We built a two-level system in Kesennuma, Japan, about five years ago. That is a special site to me as the whole area was decimated by a tsunami and the Fukushima nuclear reactor disaster. The government wanted to put infrastructure back in to help the maritime industry get back to business. Two-level systems are also quicker because you don't have to switch the direction of the wheels as they are already in the right direction. It is essentially a simple process: put something on top, shuttle it, park it and do work. It's a neat design.

In this day and age, very few places have enough real estate for a two-level system, therefore most new shiplifts are single level. There are two choices with single-level systems: rails and wheels or a self-propelled modular transporter (SPMT), which is what the BAE Systems project is in Jacksonville.
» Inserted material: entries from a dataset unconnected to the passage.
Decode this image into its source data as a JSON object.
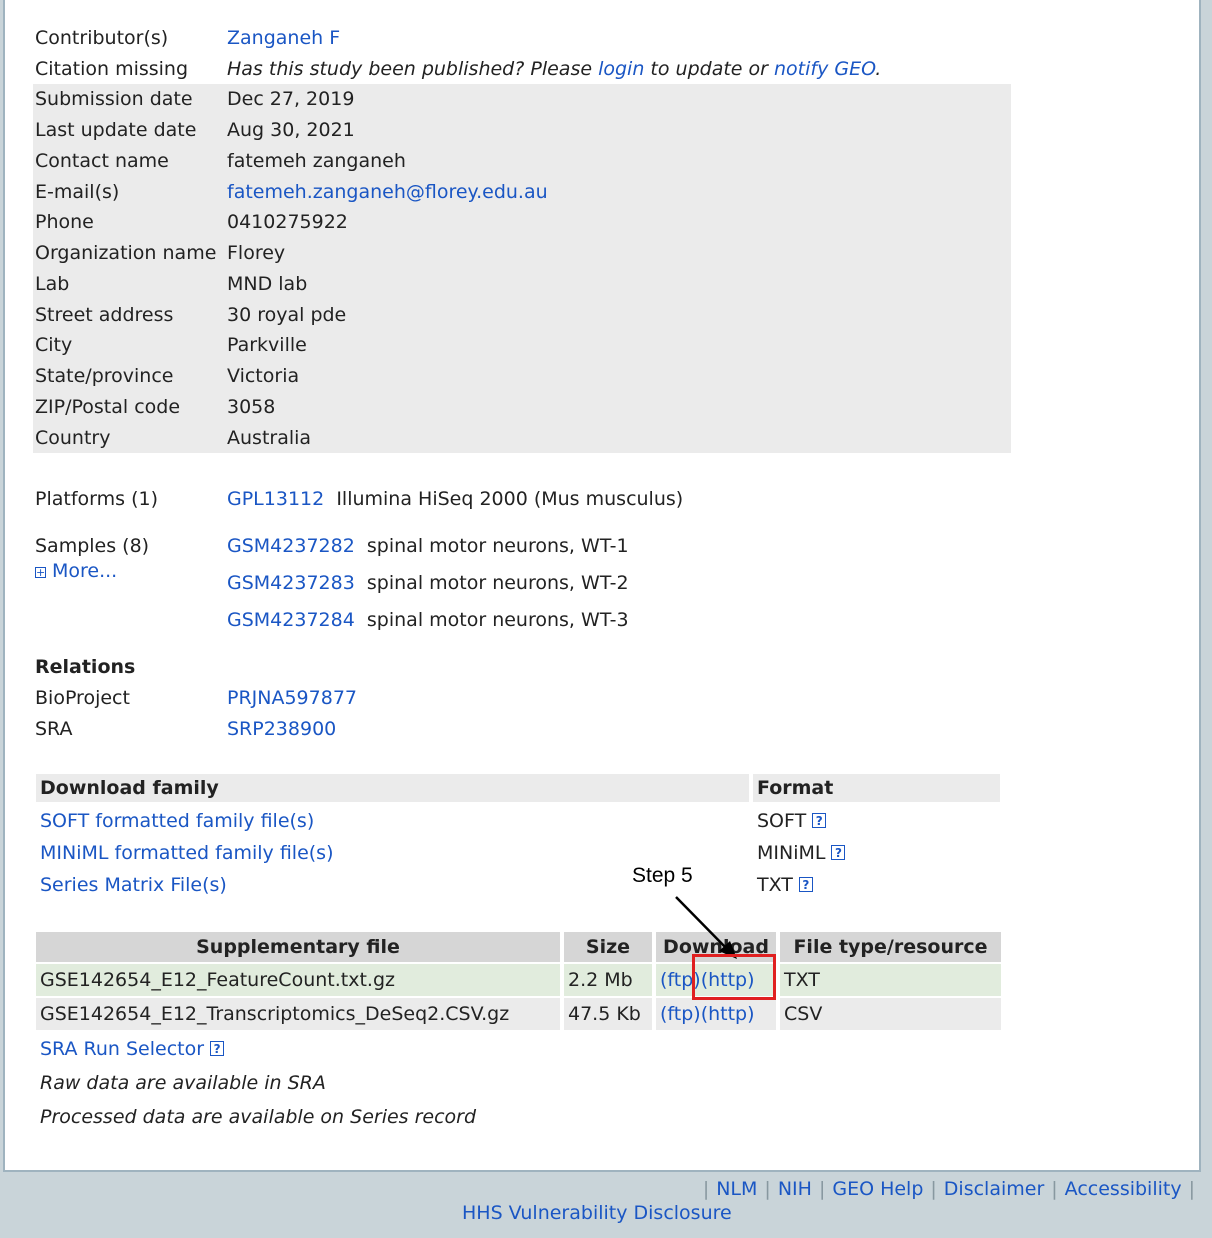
{
  "details": {
    "contributors_label": "Contributor(s)",
    "contributors_value": "Zanganeh F",
    "citation_label": "Citation missing",
    "citation_prefix": "Has this study been published? Please",
    "citation_login": "login",
    "citation_middle": "to update or",
    "citation_notify": "notify GEO",
    "citation_suffix": ".",
    "fields": [
      {
        "label": "Submission date",
        "value": "Dec 27, 2019"
      },
      {
        "label": "Last update date",
        "value": "Aug 30, 2021"
      },
      {
        "label": "Contact name",
        "value": "fatemeh zanganeh"
      },
      {
        "label": "E-mail(s)",
        "value": "fatemeh.zanganeh@florey.edu.au"
      },
      {
        "label": "Phone",
        "value": "0410275922"
      },
      {
        "label": "Organization name",
        "value": "Florey"
      },
      {
        "label": "Lab",
        "value": "MND lab"
      },
      {
        "label": "Street address",
        "value": "30 royal pde"
      },
      {
        "label": "City",
        "value": "Parkville"
      },
      {
        "label": "State/province",
        "value": "Victoria"
      },
      {
        "label": "ZIP/Postal code",
        "value": "3058"
      },
      {
        "label": "Country",
        "value": "Australia"
      }
    ]
  },
  "platforms": {
    "label": "Platforms (1)",
    "items": [
      {
        "id": "GPL13112",
        "desc": "Illumina HiSeq 2000 (Mus musculus)"
      }
    ]
  },
  "samples": {
    "label": "Samples (8)",
    "more": "More...",
    "items": [
      {
        "id": "GSM4237282",
        "desc": "spinal motor neurons, WT-1"
      },
      {
        "id": "GSM4237283",
        "desc": "spinal motor neurons, WT-2"
      },
      {
        "id": "GSM4237284",
        "desc": "spinal motor neurons, WT-3"
      }
    ]
  },
  "relations": {
    "heading": "Relations",
    "items": [
      {
        "label": "BioProject",
        "value": "PRJNA597877"
      },
      {
        "label": "SRA",
        "value": "SRP238900"
      }
    ]
  },
  "download_family": {
    "header": "Download family",
    "format_header": "Format",
    "rows": [
      {
        "label": "SOFT formatted family file(s)",
        "format": "SOFT"
      },
      {
        "label": "MINiML formatted family file(s)",
        "format": "MINiML"
      },
      {
        "label": "Series Matrix File(s)",
        "format": "TXT"
      }
    ]
  },
  "supplementary": {
    "headers": [
      "Supplementary file",
      "Size",
      "Download",
      "File type/resource"
    ],
    "rows": [
      {
        "file": "GSE142654_E12_FeatureCount.txt.gz",
        "size": "2.2 Mb",
        "ftp": "(ftp)",
        "http": "(http)",
        "type": "TXT"
      },
      {
        "file": "GSE142654_E12_Transcriptomics_DeSeq2.CSV.gz",
        "size": "47.5 Kb",
        "ftp": "(ftp)",
        "http": "(http)",
        "type": "CSV"
      }
    ],
    "sra_selector": "SRA Run Selector",
    "note1": "Raw data are available in SRA",
    "note2": "Processed data are available on Series record"
  },
  "annotation": {
    "label": "Step 5",
    "color": "#e02020"
  },
  "footer": {
    "links": [
      "NLM",
      "NIH",
      "GEO Help",
      "Disclaimer",
      "Accessibility"
    ],
    "hhs": "HHS Vulnerability Disclosure"
  },
  "help_glyph": "?",
  "plus_glyph": "+",
  "colors": {
    "link": "#1a56c4",
    "grey_band": "#ebebeb",
    "green_row": "#e1ecdd"
  }
}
We always look to see what infrastructure a site already has in operation, as many shipyards may use SPMTs at their site already and we can utilize that same equipment, but maybe add a few more modules.

You’ve been with the company for over a decade, following in your father's and grandfather's footsteps. As the new CEO of Pearlson, what are your plans for the immediate future and how do you envision the company 30-40 years down the road?

My grandfather, Raymond, invented the modern shiplift system in the 1950s, which he then patented and named Syncrolift. After my grandfather passed the helm to my father, he grew the company’s client base, including two shiplifts capable of lifting nuclear submarines. So yes, I have big shoes to fill.

My background is slightly different from that of my father and grandfather who were both marine engineers. I am an industrial engineer. Before I came to Pearlson Shiplift, I worked as an industrial engineer for Walt Disney World in Orlando on the planning and implementation of theme park attractions, specifically focusing on how to use data to make sure we were always delivering the best product for our customers. What I bring to the leadership of our company is a different perspective and an inherent desire to always ask questions. 

There is no need to change most of what we do, as it has worked well for over 60 years. There is definitely an opportunity to grow the services we offer and add value for our clients, while still delivering the personal touch that the Pearlson family name is known for. I have two young daughters and one of them has already said she wants to be the fourth generation at Pearlson. Nothing would make me prouder. We want to keep doing what we do well, which is designing shiplifts to help our clients get their vessels in and out of the water and service them in the most efficient way possible.

Ben Hayden is a Maine resident who grew up in the shipyards of northern Massachusetts. He can be reached at (207) 842-5430 and [email protected].